§ **What you will do**: Copy out each line of the data below in which the string "第二次征集" appears.

§ **Supplied material**:
******************************

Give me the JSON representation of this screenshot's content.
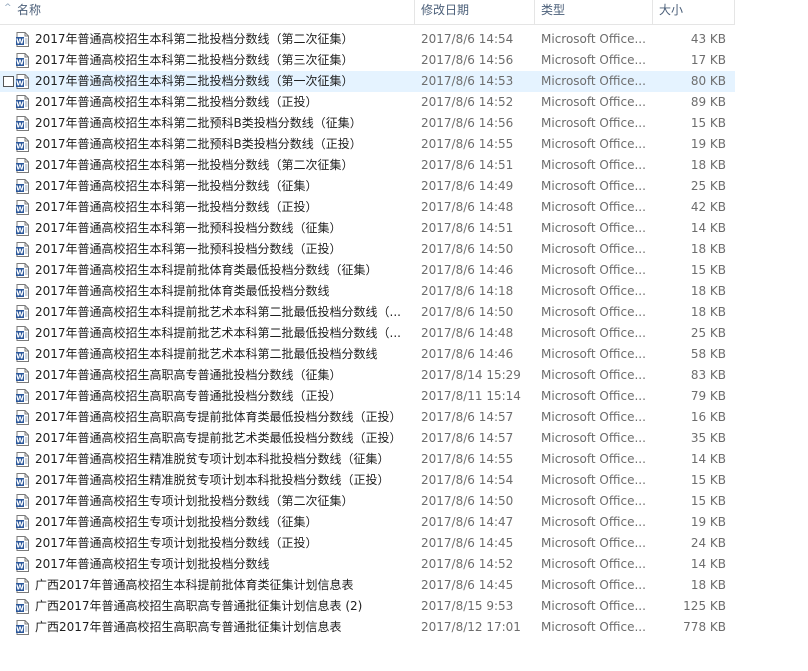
{
  "header": {
    "name_label": "名称",
    "date_label": "修改日期",
    "type_label": "类型",
    "size_label": "大小"
  },
  "colors": {
    "hover_bg": "#e5f3ff",
    "header_text": "#4c607a",
    "doc_icon_blue": "#2b579a"
  },
  "files": [
    {
      "name": "2017年普通高校招生本科第二批投档分数线（第二次征集）",
      "date": "2017/8/6 14:54",
      "type": "Microsoft Office...",
      "size": "43 KB"
    },
    {
      "name": "2017年普通高校招生本科第二批投档分数线（第三次征集）",
      "date": "2017/8/6 14:56",
      "type": "Microsoft Office...",
      "size": "17 KB"
    },
    {
      "name": "2017年普通高校招生本科第二批投档分数线（第一次征集）",
      "date": "2017/8/6 14:53",
      "type": "Microsoft Office...",
      "size": "80 KB",
      "hover": true
    },
    {
      "name": "2017年普通高校招生本科第二批投档分数线（正投）",
      "date": "2017/8/6 14:52",
      "type": "Microsoft Office...",
      "size": "89 KB"
    },
    {
      "name": "2017年普通高校招生本科第二批预科B类投档分数线（征集）",
      "date": "2017/8/6 14:56",
      "type": "Microsoft Office...",
      "size": "15 KB"
    },
    {
      "name": "2017年普通高校招生本科第二批预科B类投档分数线（正投）",
      "date": "2017/8/6 14:55",
      "type": "Microsoft Office...",
      "size": "19 KB"
    },
    {
      "name": "2017年普通高校招生本科第一批投档分数线（第二次征集）",
      "date": "2017/8/6 14:51",
      "type": "Microsoft Office...",
      "size": "18 KB"
    },
    {
      "name": "2017年普通高校招生本科第一批投档分数线（征集）",
      "date": "2017/8/6 14:49",
      "type": "Microsoft Office...",
      "size": "25 KB"
    },
    {
      "name": "2017年普通高校招生本科第一批投档分数线（正投）",
      "date": "2017/8/6 14:48",
      "type": "Microsoft Office...",
      "size": "42 KB"
    },
    {
      "name": "2017年普通高校招生本科第一批预科投档分数线（征集）",
      "date": "2017/8/6 14:51",
      "type": "Microsoft Office...",
      "size": "14 KB"
    },
    {
      "name": "2017年普通高校招生本科第一批预科投档分数线（正投）",
      "date": "2017/8/6 14:50",
      "type": "Microsoft Office...",
      "size": "18 KB"
    },
    {
      "name": "2017年普通高校招生本科提前批体育类最低投档分数线（征集）",
      "date": "2017/8/6 14:46",
      "type": "Microsoft Office...",
      "size": "15 KB"
    },
    {
      "name": "2017年普通高校招生本科提前批体育类最低投档分数线",
      "date": "2017/8/6 14:18",
      "type": "Microsoft Office...",
      "size": "18 KB"
    },
    {
      "name": "2017年普通高校招生本科提前批艺术本科第二批最低投档分数线（...",
      "date": "2017/8/6 14:50",
      "type": "Microsoft Office...",
      "size": "18 KB"
    },
    {
      "name": "2017年普通高校招生本科提前批艺术本科第二批最低投档分数线（...",
      "date": "2017/8/6 14:48",
      "type": "Microsoft Office...",
      "size": "25 KB"
    },
    {
      "name": "2017年普通高校招生本科提前批艺术本科第二批最低投档分数线",
      "date": "2017/8/6 14:46",
      "type": "Microsoft Office...",
      "size": "58 KB"
    },
    {
      "name": "2017年普通高校招生高职高专普通批投档分数线（征集）",
      "date": "2017/8/14 15:29",
      "type": "Microsoft Office...",
      "size": "83 KB"
    },
    {
      "name": "2017年普通高校招生高职高专普通批投档分数线（正投）",
      "date": "2017/8/11 15:14",
      "type": "Microsoft Office...",
      "size": "79 KB"
    },
    {
      "name": "2017年普通高校招生高职高专提前批体育类最低投档分数线（正投）",
      "date": "2017/8/6 14:57",
      "type": "Microsoft Office...",
      "size": "16 KB"
    },
    {
      "name": "2017年普通高校招生高职高专提前批艺术类最低投档分数线（正投）",
      "date": "2017/8/6 14:57",
      "type": "Microsoft Office...",
      "size": "35 KB"
    },
    {
      "name": "2017年普通高校招生精准脱贫专项计划本科批投档分数线（征集）",
      "date": "2017/8/6 14:55",
      "type": "Microsoft Office...",
      "size": "14 KB"
    },
    {
      "name": "2017年普通高校招生精准脱贫专项计划本科批投档分数线（正投）",
      "date": "2017/8/6 14:54",
      "type": "Microsoft Office...",
      "size": "15 KB"
    },
    {
      "name": "2017年普通高校招生专项计划批投档分数线（第二次征集）",
      "date": "2017/8/6 14:50",
      "type": "Microsoft Office...",
      "size": "15 KB"
    },
    {
      "name": "2017年普通高校招生专项计划批投档分数线（征集）",
      "date": "2017/8/6 14:47",
      "type": "Microsoft Office...",
      "size": "19 KB"
    },
    {
      "name": "2017年普通高校招生专项计划批投档分数线（正投）",
      "date": "2017/8/6 14:45",
      "type": "Microsoft Office...",
      "size": "24 KB"
    },
    {
      "name": "2017年普通高校招生专项计划批投档分数线",
      "date": "2017/8/6 14:52",
      "type": "Microsoft Office...",
      "size": "14 KB"
    },
    {
      "name": "广西2017年普通高校招生本科提前批体育类征集计划信息表",
      "date": "2017/8/6 14:45",
      "type": "Microsoft Office...",
      "size": "18 KB"
    },
    {
      "name": "广西2017年普通高校招生高职高专普通批征集计划信息表 (2)",
      "date": "2017/8/15 9:53",
      "type": "Microsoft Office...",
      "size": "125 KB"
    },
    {
      "name": "广西2017年普通高校招生高职高专普通批征集计划信息表",
      "date": "2017/8/12 17:01",
      "type": "Microsoft Office...",
      "size": "778 KB"
    }
  ]
}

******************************

§ **Written response**:
      "name": "2017年普通高校招生本科第二批投档分数线（第二次征集）",
      "name": "2017年普通高校招生本科第一批投档分数线（第二次征集）",
      "name": "2017年普通高校招生专项计划批投档分数线（第二次征集）",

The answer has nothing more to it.